Arm and Intel Foundry Services on Wednesday announced plans to conduct design technology co-optimization (DTCO) and system technology co-optimization (STCO) for Arm’s mobile IP on the Intel 18A fabrication technology (1.8nm-class). The plan will enable clients of Arm and IFS to maximize performance, lower power consumption, and optimize die sizes of their upcoming SoCs involving Arm’s IP.
Under the agreement, Intel Foundry Services and Arm will co-optimize Arm’s IP and Intel’s 18A fabrication process to increase the performance, power, area, and cost advantages of the new node. The two companies will initially focus on mobile SoC designs, but may eventually expand their collaboration to automotive, aerospace, datacenter, Internet of Things, and government applications. As part of the pact, Arm and IFS will develop reference design and optimized process developers kits for mobile SoCs.
Modern chip manufacturing technologies and processor designs are extremely complex and expensive. To maximize advantages of each new node for a particular design, foundries and chip developers these days optimize transistor design, libraries, standard cells, chip layout, and interconnects — just to name a few of the things involved in DTCO methodology.

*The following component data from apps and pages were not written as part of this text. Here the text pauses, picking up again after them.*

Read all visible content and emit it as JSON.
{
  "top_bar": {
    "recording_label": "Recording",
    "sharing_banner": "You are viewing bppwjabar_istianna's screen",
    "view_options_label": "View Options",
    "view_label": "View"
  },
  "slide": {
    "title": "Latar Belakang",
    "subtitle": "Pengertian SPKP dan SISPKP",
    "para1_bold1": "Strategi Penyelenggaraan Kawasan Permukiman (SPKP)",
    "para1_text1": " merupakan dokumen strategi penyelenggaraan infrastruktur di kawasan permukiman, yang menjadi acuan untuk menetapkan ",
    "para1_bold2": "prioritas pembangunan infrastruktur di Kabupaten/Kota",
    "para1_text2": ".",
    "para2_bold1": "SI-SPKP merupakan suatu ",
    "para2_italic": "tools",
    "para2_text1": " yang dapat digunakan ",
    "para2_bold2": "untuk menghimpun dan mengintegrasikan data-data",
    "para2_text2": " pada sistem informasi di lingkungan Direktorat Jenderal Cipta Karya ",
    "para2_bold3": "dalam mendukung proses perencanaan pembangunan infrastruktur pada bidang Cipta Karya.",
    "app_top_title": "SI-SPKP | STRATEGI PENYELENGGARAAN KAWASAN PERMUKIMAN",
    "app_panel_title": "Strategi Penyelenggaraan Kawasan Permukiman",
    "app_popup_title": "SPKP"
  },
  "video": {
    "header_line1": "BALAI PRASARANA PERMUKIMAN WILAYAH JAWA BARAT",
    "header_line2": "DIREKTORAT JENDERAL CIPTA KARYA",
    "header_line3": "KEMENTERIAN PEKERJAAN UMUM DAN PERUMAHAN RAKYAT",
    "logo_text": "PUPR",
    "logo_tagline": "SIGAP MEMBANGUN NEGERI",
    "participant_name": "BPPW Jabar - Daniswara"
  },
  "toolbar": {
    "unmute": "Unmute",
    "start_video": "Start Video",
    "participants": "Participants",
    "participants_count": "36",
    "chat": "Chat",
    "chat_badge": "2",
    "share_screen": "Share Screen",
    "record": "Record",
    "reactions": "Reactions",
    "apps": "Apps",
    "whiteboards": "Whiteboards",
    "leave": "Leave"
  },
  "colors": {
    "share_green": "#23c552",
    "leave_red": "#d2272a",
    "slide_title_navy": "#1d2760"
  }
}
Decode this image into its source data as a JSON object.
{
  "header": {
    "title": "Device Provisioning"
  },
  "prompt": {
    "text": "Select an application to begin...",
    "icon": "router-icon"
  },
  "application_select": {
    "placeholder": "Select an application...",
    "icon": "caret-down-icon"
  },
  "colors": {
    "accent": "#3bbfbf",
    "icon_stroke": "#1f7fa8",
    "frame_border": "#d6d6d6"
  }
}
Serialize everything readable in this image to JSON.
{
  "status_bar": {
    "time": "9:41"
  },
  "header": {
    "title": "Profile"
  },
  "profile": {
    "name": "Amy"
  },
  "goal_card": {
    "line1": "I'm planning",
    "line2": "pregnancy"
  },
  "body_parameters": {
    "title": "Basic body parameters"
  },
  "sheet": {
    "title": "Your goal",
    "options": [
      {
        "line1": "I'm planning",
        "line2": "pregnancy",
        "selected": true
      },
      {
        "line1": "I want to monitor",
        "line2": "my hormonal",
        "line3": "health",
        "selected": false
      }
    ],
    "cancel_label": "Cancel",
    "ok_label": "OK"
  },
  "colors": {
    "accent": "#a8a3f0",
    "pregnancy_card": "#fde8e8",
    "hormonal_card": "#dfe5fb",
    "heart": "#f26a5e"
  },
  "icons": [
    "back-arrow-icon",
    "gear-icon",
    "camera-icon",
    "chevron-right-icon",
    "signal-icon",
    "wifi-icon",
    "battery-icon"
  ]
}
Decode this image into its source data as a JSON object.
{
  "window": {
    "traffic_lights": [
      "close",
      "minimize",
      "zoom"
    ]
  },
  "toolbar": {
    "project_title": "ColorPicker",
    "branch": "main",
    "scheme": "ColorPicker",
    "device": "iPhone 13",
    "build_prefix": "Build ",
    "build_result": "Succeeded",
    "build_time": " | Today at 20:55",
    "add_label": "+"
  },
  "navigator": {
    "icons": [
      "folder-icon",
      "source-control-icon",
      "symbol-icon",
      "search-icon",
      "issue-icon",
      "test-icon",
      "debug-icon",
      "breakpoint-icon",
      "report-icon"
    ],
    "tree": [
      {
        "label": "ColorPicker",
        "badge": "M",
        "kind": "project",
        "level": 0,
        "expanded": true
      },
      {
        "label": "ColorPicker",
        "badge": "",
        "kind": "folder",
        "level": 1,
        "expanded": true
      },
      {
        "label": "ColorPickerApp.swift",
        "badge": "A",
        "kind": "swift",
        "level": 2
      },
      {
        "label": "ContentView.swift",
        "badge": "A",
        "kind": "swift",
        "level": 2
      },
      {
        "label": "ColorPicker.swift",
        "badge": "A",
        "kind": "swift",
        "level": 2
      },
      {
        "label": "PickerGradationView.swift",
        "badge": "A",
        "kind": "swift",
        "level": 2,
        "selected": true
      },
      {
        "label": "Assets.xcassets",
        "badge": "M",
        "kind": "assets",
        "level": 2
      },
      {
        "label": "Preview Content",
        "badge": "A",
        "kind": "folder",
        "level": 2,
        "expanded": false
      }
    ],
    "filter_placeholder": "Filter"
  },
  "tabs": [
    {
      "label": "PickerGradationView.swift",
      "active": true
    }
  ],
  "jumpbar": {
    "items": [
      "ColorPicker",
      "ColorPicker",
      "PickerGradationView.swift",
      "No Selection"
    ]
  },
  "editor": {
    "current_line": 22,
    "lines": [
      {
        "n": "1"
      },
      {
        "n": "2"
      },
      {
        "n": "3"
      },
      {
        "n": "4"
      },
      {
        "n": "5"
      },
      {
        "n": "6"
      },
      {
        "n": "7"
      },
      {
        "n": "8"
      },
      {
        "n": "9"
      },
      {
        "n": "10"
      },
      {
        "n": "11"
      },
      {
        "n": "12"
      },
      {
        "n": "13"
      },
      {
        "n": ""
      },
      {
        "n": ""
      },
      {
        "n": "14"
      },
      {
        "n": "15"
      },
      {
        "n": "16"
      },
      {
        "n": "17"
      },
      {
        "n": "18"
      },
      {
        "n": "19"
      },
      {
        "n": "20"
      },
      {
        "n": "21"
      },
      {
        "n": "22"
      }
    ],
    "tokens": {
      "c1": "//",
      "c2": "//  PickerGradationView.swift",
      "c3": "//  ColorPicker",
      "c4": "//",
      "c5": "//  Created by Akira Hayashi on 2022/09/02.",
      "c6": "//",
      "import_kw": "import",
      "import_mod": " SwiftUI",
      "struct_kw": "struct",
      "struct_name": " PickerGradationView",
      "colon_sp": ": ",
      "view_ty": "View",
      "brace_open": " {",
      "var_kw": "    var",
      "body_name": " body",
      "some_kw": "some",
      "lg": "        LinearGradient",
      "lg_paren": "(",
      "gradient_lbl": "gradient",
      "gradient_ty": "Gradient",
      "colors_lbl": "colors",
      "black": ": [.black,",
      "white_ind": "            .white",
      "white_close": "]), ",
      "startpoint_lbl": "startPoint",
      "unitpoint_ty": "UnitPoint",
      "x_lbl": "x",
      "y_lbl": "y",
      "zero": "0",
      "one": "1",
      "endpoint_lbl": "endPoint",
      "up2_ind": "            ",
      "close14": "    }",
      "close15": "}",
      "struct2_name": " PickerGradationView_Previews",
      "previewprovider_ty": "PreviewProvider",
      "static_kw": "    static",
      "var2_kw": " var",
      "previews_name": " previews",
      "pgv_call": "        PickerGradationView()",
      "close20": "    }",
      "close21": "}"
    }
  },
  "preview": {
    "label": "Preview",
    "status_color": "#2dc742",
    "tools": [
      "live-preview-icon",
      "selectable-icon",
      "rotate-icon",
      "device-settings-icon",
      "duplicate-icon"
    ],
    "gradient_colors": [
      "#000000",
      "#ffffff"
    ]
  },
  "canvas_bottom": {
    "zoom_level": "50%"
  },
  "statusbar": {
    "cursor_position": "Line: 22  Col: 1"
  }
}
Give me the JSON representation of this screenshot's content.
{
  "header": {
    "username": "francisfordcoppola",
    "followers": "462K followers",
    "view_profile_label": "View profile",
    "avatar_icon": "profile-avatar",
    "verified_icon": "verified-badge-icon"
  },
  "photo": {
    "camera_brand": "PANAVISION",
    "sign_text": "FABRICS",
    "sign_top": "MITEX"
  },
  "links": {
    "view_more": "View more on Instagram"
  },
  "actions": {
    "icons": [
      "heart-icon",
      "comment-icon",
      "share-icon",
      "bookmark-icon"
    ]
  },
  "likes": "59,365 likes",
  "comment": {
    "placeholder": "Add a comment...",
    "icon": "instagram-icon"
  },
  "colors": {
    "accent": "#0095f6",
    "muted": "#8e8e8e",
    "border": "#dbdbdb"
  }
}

When it comes to Intel’s 18A fabrication process, there are a lot of things that can be optimized on node and design level to extract more PPAC advantages out of the node. One of the key innovations of Intel 18A is usage of gate-all-around (GAA) transistors that Intel calls RibbonFET. In GAA transistors, the channels are horizontally oriented and completely enclosed by gates. These GAA channels are created through epitaxy and selective material removal, enabling designers to fine-tune them by altering the transistor channels’ width to get higher performance or lower power consumption. If everything works well, such control allows them to reduce transistor leakage current and performance variability — this provides great opportunities for DTCO.
Yet another advantage of Intel’s 18A is its backside power delivery network (PDN) called PowerVia. In order to efficiently provide power and respond quickly to the behavior of a modern processor, which can vary significantly depending on the workload, the PDN needs to be customized for a specific design and process technology, which gives plenty of opportunities for DTCO. Client and smartphone SoCs should be optimized for burst behavior, while datacenter SoCs should be optimized for constant high loads — which is why it is important that (for now) Intel and Arm will only address smartphone SoCs.
“Intel’s collaboration with Arm will expand the market opportunity for IFS and open up new options and approaches for any fabless company that wants to access best-in-class CPU IP and the power of an open system foundry with leading-edge process technology,” said Intel CEO Pat Gelsinger.
One important thing that to note about Intel’s 18A is that this process technology will be used to make chips at different locations that IFS will operate around the world. This will be an advantage of this fabrication process as there are fabless chip designers seeking for localization of chip production.
“As the demands for compute and efficiency become increasingly complex, our industry must innovate on many new levels. Arm’s collaboration with Intel enables IFS as a critical foundry partner for our customers as we deliver the next generation of world-changing products built on Arm,” said Arm CEO Rene Haas.